Last week, I introduced readers to Cloudflare.com, a free service that promises to speed up load time and improve security/risk of service and data loss. Reader Chris Hutchinson of Curb-Tec Europe asked his IT consultant Jan Bartnik (firstname.lastname@example.org) for an assessment.
Jan responded in an email to Chris, forwarded to me:
As far as I can read from it’s spec even the Enterprise option is far from what I expected it to be based on the name. It’s a combination of online support, data filtering (more on that later) and static caching. The static caching is a nice feature but I’m not sure if it’s worth trying (see data filtering) if you have a host provider with 99.9 per cent uptime (and you’re not Facebook) you shouldn’t really care. Last year home.pl got 100 per cent uptime. Always keep in mind caching is only for static content – no forms, no reports, no emails, no dynamic data – just a snapshot of what the page looked like at some point in time.
And now the bast part – data filtering. It sounds like a nice feature. They will monitor the activity that’s between the website and a customer/hacker. How? By analyzing data traffic… the next step is data mining – the same thing that google does. Now you share all your company’s data with a third party – might be your emails, customers database, passwords. Look at https://www.cloudflare.com/security-policy.html and think if it’s worth to share your data with others. Also – think of a leak. That’s a huge database with sensitive informations… perfect for hackers.
Now – my opinion. If you’re a small company with small internet traffic – you shouldn’t really care about all those things they offer. Your site may be down for 6 hours total in a year and nobody will notice. If you’re a big company… you probably have IT guys that will do the same with amazon cloud computing servers
Before posting this email exchange I asked Chris for permission to repost these observations. He responded with this request:
Could I ask though if you do use it could you mention him in a way that could possibly link others to him? I’m asking because he is a young assistant professor at our Polish equivalent of MIT who I sort of pushed into starting a business and would now like to help him if I can.
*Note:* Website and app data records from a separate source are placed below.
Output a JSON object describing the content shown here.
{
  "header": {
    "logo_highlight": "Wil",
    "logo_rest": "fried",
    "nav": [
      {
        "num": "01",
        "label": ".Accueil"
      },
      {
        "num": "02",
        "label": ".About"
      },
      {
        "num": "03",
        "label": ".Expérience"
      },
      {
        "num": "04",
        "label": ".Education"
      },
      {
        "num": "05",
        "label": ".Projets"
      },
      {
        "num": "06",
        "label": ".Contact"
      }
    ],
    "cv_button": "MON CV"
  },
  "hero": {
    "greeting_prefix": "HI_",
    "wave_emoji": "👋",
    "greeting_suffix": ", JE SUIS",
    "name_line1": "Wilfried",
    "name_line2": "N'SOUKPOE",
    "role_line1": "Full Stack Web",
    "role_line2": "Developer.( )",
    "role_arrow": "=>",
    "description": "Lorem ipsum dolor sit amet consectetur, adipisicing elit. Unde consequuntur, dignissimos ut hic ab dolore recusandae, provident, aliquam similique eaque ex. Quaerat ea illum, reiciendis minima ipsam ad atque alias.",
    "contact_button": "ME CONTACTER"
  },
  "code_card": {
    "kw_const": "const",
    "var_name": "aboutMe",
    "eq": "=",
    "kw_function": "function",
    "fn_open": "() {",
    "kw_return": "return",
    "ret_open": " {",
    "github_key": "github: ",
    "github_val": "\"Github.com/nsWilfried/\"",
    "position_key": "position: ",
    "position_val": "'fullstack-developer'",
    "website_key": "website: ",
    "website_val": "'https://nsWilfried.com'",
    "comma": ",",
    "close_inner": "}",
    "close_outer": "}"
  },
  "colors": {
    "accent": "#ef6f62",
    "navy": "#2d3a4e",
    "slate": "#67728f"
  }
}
He started doing our IT work for us a few years ago while he was still in school and I am constantly talking with him about the disconnect between the typical IT person and a business leader, and how I wish that IT students were also taught more about business so when they advise companies, they have a better understanding our priorities. This caused him to start his own business and take it into consideration in the classes he teaches. He has 2-3 other customers now but basically I am his main client. So, I like to try to help him out when I can. I remember when we first met he was the stereotypical “techie” and could barely understand how I didn’t care about some of the technical things, only what it did to help my company. He’s come a long way for sure.
Based on these observations, I’ve decided to end the Cloudflare.com experiment. While using Cloudflare I noticed no improvements (nor harm) to my service or blog, other than repeated ISP warning about potential problems with my site’s Domain Name Server (DNS) — the key change you must make to implement Cloudflare. Fortunately, I simply needed to reset the DNS to previous settings to end the experiment.
However, this test also shows the amazing power of the Internet to help develop relationships and opportunities far from home base. Accordingly, I’m happy to pass on the recommendation for Jan Barnik.